Want to hear something scary? BP has been fined by OSHA (Occupational Safety and Health Administration) 760 times. By contrast, oil giant ExxonMobil has been fined only once.
The pressure is mounting on BP to address worker safety issues. It was reported today that an official with the Department of Labor authored an internal memo earlier this week citing “significant deficiencies” in BP’s handling of the health issues facing cleanup workers.
Coal kills. Oil kills… And we know that coal and oil kill others than these stalwart miners and oil rig workers.
The Farm Worker Health Act, Assembly Bill 1963, authored by Assemblymember Pedro Nava (D-Santa Barbara), Chair of the Assembly Committee on Environmental Safety and Toxic Materials, successfully passed the California State Assembly yesterday.
Recognizing that even minutes of exposure to industrial exhaust can be harmful, the U.S. Environmental Protection Agency today announced a stronger standard for regulating sulfur dioxide.
When the nation’s workplace safety agency fined the Kravis Center for the Performing Arts $3,675, it amounted to $12.25 for each seat at the site of a worker’s fatal fall six months ago Thursday.
A high level of nitrogen was reported at the location where a Middletown, Ohio, worker was killed and three firefighters were injured, city officials said.
While the market for retail workers continues to grow, the danger associated with one segment of that sector — the overnight convenience store clerk — became a reality for one woman this week when she was attacked in the early morning hours when she was alone in the store.
The U.S. Department of Labor’s Occupational Safety and Health Administration has cited CEC Elevator Cab Corporation, a Bronx, N.Y., manufacturer of elevator cabs, for 18 alleged violations of safety and health standards, chiefly for failing to correct hazards cited during prior OSHA inspections.

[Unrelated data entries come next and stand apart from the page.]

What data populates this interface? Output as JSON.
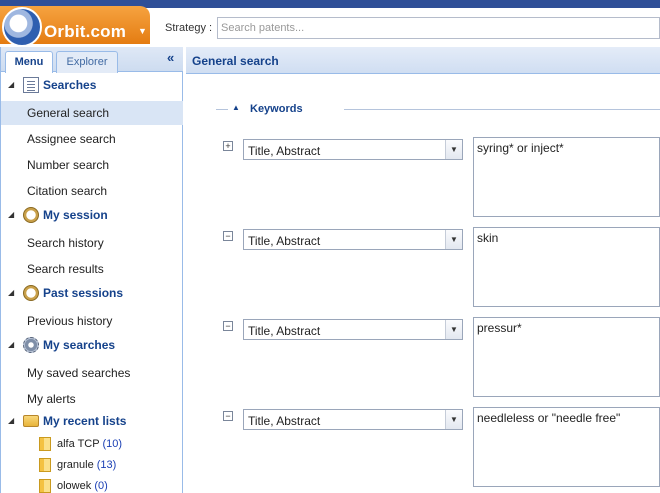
{
  "header": {
    "logo_text": "Orbit.com",
    "strategy_label": "Strategy :",
    "search_placeholder": "Search patents..."
  },
  "left_tabs": {
    "menu": "Menu",
    "explorer": "Explorer",
    "collapse": "«"
  },
  "menu": {
    "searches": {
      "label": "Searches",
      "items": [
        "General search",
        "Assignee search",
        "Number search",
        "Citation search"
      ]
    },
    "my_session": {
      "label": "My session",
      "items": [
        "Search history",
        "Search results"
      ]
    },
    "past_sessions": {
      "label": "Past sessions",
      "items": [
        "Previous history"
      ]
    },
    "my_searches": {
      "label": "My searches",
      "items": [
        "My saved searches",
        "My alerts"
      ]
    },
    "recent_lists": {
      "label": "My recent lists",
      "items": [
        {
          "name": "alfa TCP",
          "count": "(10)"
        },
        {
          "name": "granule",
          "count": "(13)"
        },
        {
          "name": "olowek",
          "count": "(0)"
        }
      ]
    }
  },
  "main": {
    "title": "General search",
    "keywords_label": "Keywords",
    "criteria": [
      {
        "toggle": "+",
        "field": "Title, Abstract",
        "value": "syring* or inject*"
      },
      {
        "toggle": "−",
        "field": "Title, Abstract",
        "value": "skin"
      },
      {
        "toggle": "−",
        "field": "Title, Abstract",
        "value": "pressur*"
      },
      {
        "toggle": "−",
        "field": "Title, Abstract",
        "value": "needleless or \"needle free\""
      }
    ]
  },
  "colors": {
    "accent_blue": "#15428b",
    "logo_orange": "#e47c12",
    "top_band": "#2f4f98",
    "active_row": "#d9e5f5"
  }
}
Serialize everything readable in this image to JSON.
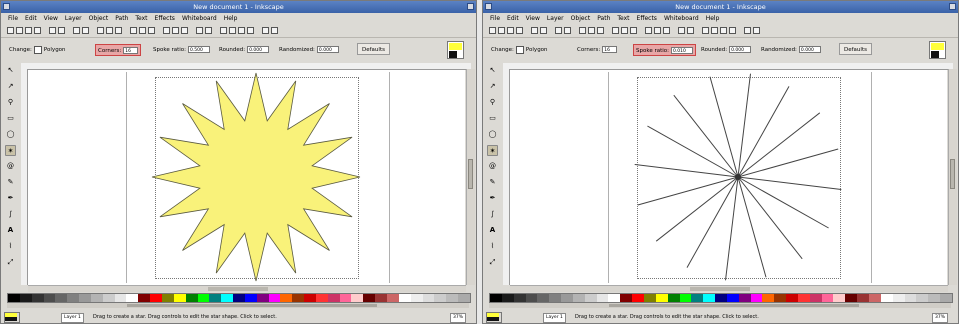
{
  "windows": [
    {
      "id": "left",
      "title": "New document 1 - Inkscape",
      "menu": [
        "File",
        "Edit",
        "View",
        "Layer",
        "Object",
        "Path",
        "Text",
        "Effects",
        "Whiteboard",
        "Help"
      ],
      "controls": {
        "change_label": "Change:",
        "polygon_label": "Polygon",
        "corners_label": "Corners:",
        "corners_value": "16",
        "spoke_label": "Spoke ratio:",
        "spoke_value": "0.500",
        "rounded_label": "Rounded:",
        "rounded_value": "0.000",
        "randomized_label": "Randomized:",
        "randomized_value": "0.000",
        "defaults_label": "Defaults",
        "highlight": "corners"
      },
      "status": {
        "layer": "Layer 1",
        "message": "Drag to create a star. Drag controls to edit the star shape. Click to select.",
        "zoom": "37%"
      },
      "shape": "star-filled"
    },
    {
      "id": "right",
      "title": "New document 1 - Inkscape",
      "menu": [
        "File",
        "Edit",
        "View",
        "Layer",
        "Object",
        "Path",
        "Text",
        "Effects",
        "Whiteboard",
        "Help"
      ],
      "controls": {
        "change_label": "Change:",
        "polygon_label": "Polygon",
        "corners_label": "Corners:",
        "corners_value": "16",
        "spoke_label": "Spoke ratio:",
        "spoke_value": "0.010",
        "rounded_label": "Rounded:",
        "rounded_value": "0.000",
        "randomized_label": "Randomized:",
        "randomized_value": "0.000",
        "defaults_label": "Defaults",
        "highlight": "spoke"
      },
      "status": {
        "layer": "Layer 1",
        "message": "Drag to create a star. Drag controls to edit the star shape. Click to select.",
        "zoom": "37%"
      },
      "shape": "star-spokes"
    }
  ],
  "colors": {
    "star_fill": "#f9f27a",
    "star_stroke": "#5a5a40",
    "highlight": "#e8a6a6",
    "title_bar": "#3a62a8"
  },
  "tools": [
    "selector-tool",
    "node-tool",
    "zoom-tool",
    "rect-tool",
    "ellipse-tool",
    "star-tool",
    "spiral-tool",
    "pencil-tool",
    "pen-tool",
    "calligraphy-tool",
    "text-tool",
    "dropper-tool",
    "connector-tool"
  ],
  "palette": [
    "#000000",
    "#1a1a1a",
    "#333333",
    "#4d4d4d",
    "#666666",
    "#808080",
    "#999999",
    "#b3b3b3",
    "#cccccc",
    "#e6e6e6",
    "#ffffff",
    "#800000",
    "#ff0000",
    "#808000",
    "#ffff00",
    "#008000",
    "#00ff00",
    "#008080",
    "#00ffff",
    "#000080",
    "#0000ff",
    "#800080",
    "#ff00ff",
    "#ff6600",
    "#993300",
    "#cc0000",
    "#ff3333",
    "#cc3366",
    "#ff6699",
    "#ffcccc",
    "#660000",
    "#993333",
    "#cc6666",
    "#ffffff",
    "#eeeeee",
    "#dddddd",
    "#cccccc",
    "#bbbbbb",
    "#aaaaaa"
  ]
}
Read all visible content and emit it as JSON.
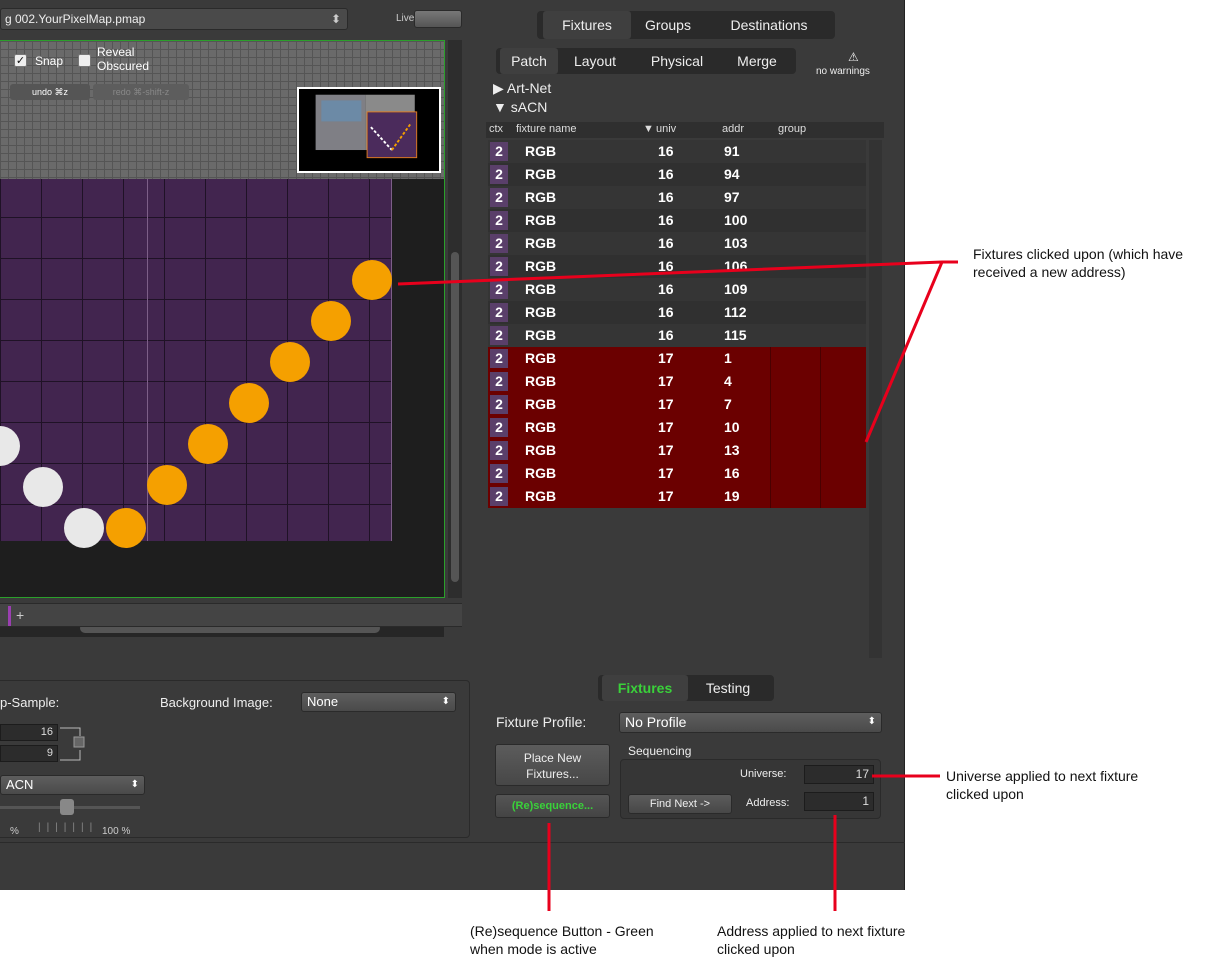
{
  "window": {
    "file_title": "g 002.YourPixelMap.pmap",
    "live_label": "Live"
  },
  "canvas": {
    "snap_label": "Snap",
    "snap_checked": true,
    "reveal_label": "Reveal Obscured",
    "undo_label": "undo ⌘z",
    "redo_label": "redo ⌘-shift-z"
  },
  "left_panel": {
    "upsample_label": "p-Sample:",
    "bg_image_label": "Background Image:",
    "bg_image_value": "None",
    "width_value": "16",
    "height_value": "9",
    "protocol_value": "ACN",
    "zoom_min_label": "%",
    "zoom_max_label": "100 %"
  },
  "right_panel": {
    "top_tabs": [
      "Fixtures",
      "Groups",
      "Destinations"
    ],
    "sub_tabs": [
      "Patch",
      "Layout",
      "Physical",
      "Merge"
    ],
    "warning_label": "no warnings",
    "tree_artnet": "Art-Net",
    "tree_sacn": "sACN",
    "columns": {
      "ctx": "ctx",
      "fixture_name": "fixture name",
      "univ": "univ",
      "addr": "addr",
      "group": "group"
    },
    "rows": [
      {
        "ctx": "2",
        "name": "RGB",
        "univ": "16",
        "addr": "91",
        "hl": false
      },
      {
        "ctx": "2",
        "name": "RGB",
        "univ": "16",
        "addr": "94",
        "hl": false
      },
      {
        "ctx": "2",
        "name": "RGB",
        "univ": "16",
        "addr": "97",
        "hl": false
      },
      {
        "ctx": "2",
        "name": "RGB",
        "univ": "16",
        "addr": "100",
        "hl": false
      },
      {
        "ctx": "2",
        "name": "RGB",
        "univ": "16",
        "addr": "103",
        "hl": false
      },
      {
        "ctx": "2",
        "name": "RGB",
        "univ": "16",
        "addr": "106",
        "hl": false
      },
      {
        "ctx": "2",
        "name": "RGB",
        "univ": "16",
        "addr": "109",
        "hl": false
      },
      {
        "ctx": "2",
        "name": "RGB",
        "univ": "16",
        "addr": "112",
        "hl": false
      },
      {
        "ctx": "2",
        "name": "RGB",
        "univ": "16",
        "addr": "115",
        "hl": false
      },
      {
        "ctx": "2",
        "name": "RGB",
        "univ": "17",
        "addr": "1",
        "hl": true
      },
      {
        "ctx": "2",
        "name": "RGB",
        "univ": "17",
        "addr": "4",
        "hl": true
      },
      {
        "ctx": "2",
        "name": "RGB",
        "univ": "17",
        "addr": "7",
        "hl": true
      },
      {
        "ctx": "2",
        "name": "RGB",
        "univ": "17",
        "addr": "10",
        "hl": true
      },
      {
        "ctx": "2",
        "name": "RGB",
        "univ": "17",
        "addr": "13",
        "hl": true
      },
      {
        "ctx": "2",
        "name": "RGB",
        "univ": "17",
        "addr": "16",
        "hl": true
      },
      {
        "ctx": "2",
        "name": "RGB",
        "univ": "17",
        "addr": "19",
        "hl": true
      }
    ],
    "bottom_tabs": [
      "Fixtures",
      "Testing"
    ],
    "fixture_profile_label": "Fixture Profile:",
    "fixture_profile_value": "No Profile",
    "place_new_label": "Place New Fixtures...",
    "resequence_label": "(Re)sequence...",
    "sequencing_label": "Sequencing",
    "universe_label": "Universe:",
    "universe_value": "17",
    "find_next_label": "Find Next ->",
    "address_label": "Address:",
    "address_value": "1"
  },
  "annotations": {
    "fixtures_clicked": "Fixtures clicked upon (which have received a new address)",
    "universe_applied": "Universe applied to next fixture clicked upon",
    "resequence_button": "(Re)sequence Button - Green when mode is active",
    "address_applied": "Address applied to next fixture clicked upon"
  },
  "colors": {
    "highlight_row": "#6b0000",
    "active_green": "#3ad13a",
    "fixture_orange": "#f5a000",
    "annotation_red": "#e8001c"
  }
}
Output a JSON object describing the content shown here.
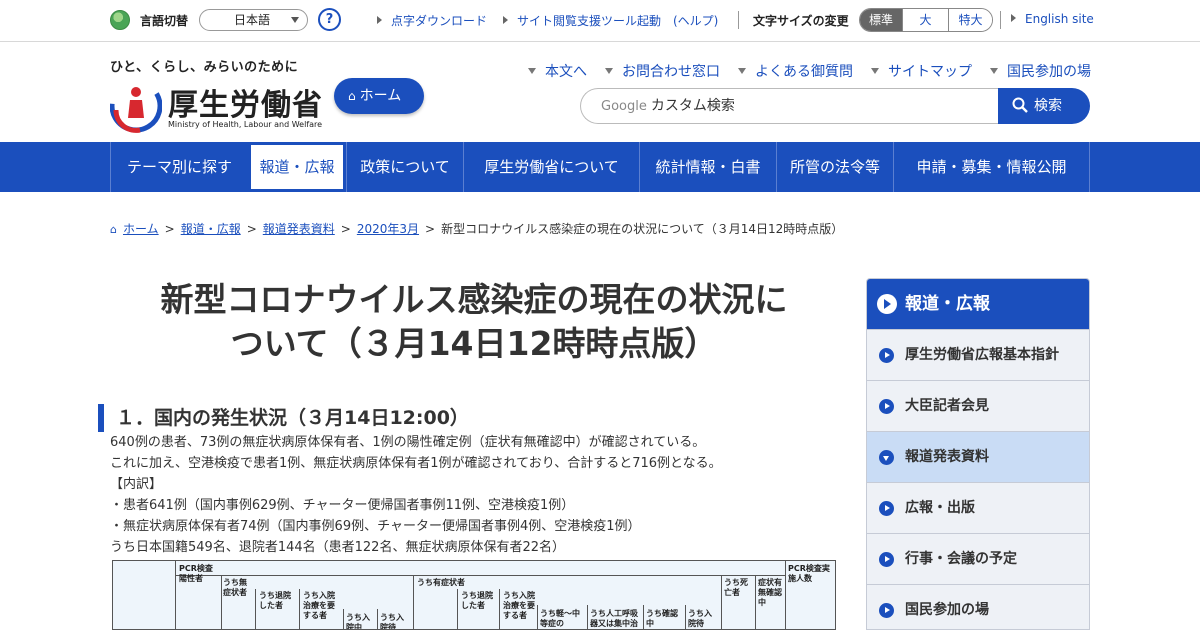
{
  "utility": {
    "lang_label": "言語切替",
    "lang_value": "日本語",
    "help": "?",
    "links": [
      {
        "label": "点字ダウンロード"
      },
      {
        "label": "サイト閲覧支援ツール起動　(ヘルプ)"
      },
      {
        "label": "English site"
      }
    ],
    "font_size_label": "文字サイズの変更",
    "font_sizes": [
      {
        "label": "標準",
        "active": true
      },
      {
        "label": "大",
        "active": false
      },
      {
        "label": "特大",
        "active": false
      }
    ]
  },
  "header": {
    "tagline": "ひと、くらし、みらいのために",
    "logo_text": "厚生労働省",
    "logo_en": "Ministry of Health, Labour and Welfare",
    "home_button": "ホーム",
    "links": [
      {
        "label": "本文へ"
      },
      {
        "label": "お問合わせ窓口"
      },
      {
        "label": "よくある御質問"
      },
      {
        "label": "サイトマップ"
      },
      {
        "label": "国民参加の場"
      }
    ],
    "search": {
      "google": "Google",
      "placeholder": "カスタム検索",
      "button": "検索"
    }
  },
  "gnav": [
    {
      "label": "テーマ別に探す"
    },
    {
      "label": "報道・広報",
      "active": true
    },
    {
      "label": "政策について"
    },
    {
      "label": "厚生労働省について"
    },
    {
      "label": "統計情報・白書"
    },
    {
      "label": "所管の法令等"
    },
    {
      "label": "申請・募集・情報公開"
    }
  ],
  "breadcrumb": {
    "links": [
      "ホーム",
      "報道・広報",
      "報道発表資料",
      "2020年3月"
    ],
    "current": "新型コロナウイルス感染症の現在の状況について（３月14日12時時点版）"
  },
  "main": {
    "title_line1": "新型コロナウイルス感染症の現在の状況に",
    "title_line2": "ついて（３月14日12時時点版）",
    "section_heading": "１．国内の発生状況（３月14日12:00）",
    "lines": [
      "640例の患者、73例の無症状病原体保有者、1例の陽性確定例（症状有無確認中）が確認されている。",
      "これに加え、空港検疫で患者1例、無症状病原体保有者1例が確認されており、合計すると716例となる。",
      "【内訳】",
      "・患者641例（国内事例629例、チャーター便帰国者事例11例、空港検疫1例）",
      "・無症状病原体保有者74例（国内事例69例、チャーター便帰国者事例4例、空港検疫1例）",
      "うち日本国籍549名、退院者144名（患者122名、無症状病原体保有者22名）"
    ],
    "table": {
      "h_pcr": "PCR検査陽性者",
      "h_patients": "うち無症状者",
      "h_discharged": "うち退院した者",
      "h_hosp": "うち入院治療を要する者",
      "h_hosp2": "うち入院中",
      "h_hosp3": "うち入院待",
      "h_symptom": "うち有症状者",
      "h_disc2": "うち退院した者",
      "h_hosp4": "うち入院治療を要する者",
      "h_mild": "うち軽～中等症の",
      "h_severe": "うち人工呼吸器又は集中治",
      "h_confirm": "うち確認中",
      "h_hosp5": "うち入院待",
      "h_death": "うち死亡者",
      "h_unknown": "症状有無確認中",
      "h_tested": "PCR検査実施人数"
    }
  },
  "sidenav": {
    "title": "報道・広報",
    "items": [
      {
        "label": "厚生労働省広報基本指針",
        "active": false
      },
      {
        "label": "大臣記者会見",
        "active": false
      },
      {
        "label": "報道発表資料",
        "active": true
      },
      {
        "label": "広報・出版",
        "active": false
      },
      {
        "label": "行事・会議の予定",
        "active": false
      },
      {
        "label": "国民参加の場",
        "active": false
      }
    ]
  },
  "colors": {
    "primary": "#1b4fbd",
    "side_bg": "#eef1f6",
    "side_active": "#c9dcf5"
  }
}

The Occupational Safety and Health Administration cited High Liner Foods for 17 alleged violations of workplace health and safety standards at its Portsmouth, N.H.-based factory. Two of the citations were identified as willful, which OSHA defines as “committed with plain indifference to or intentional disregard for worker safety and health.”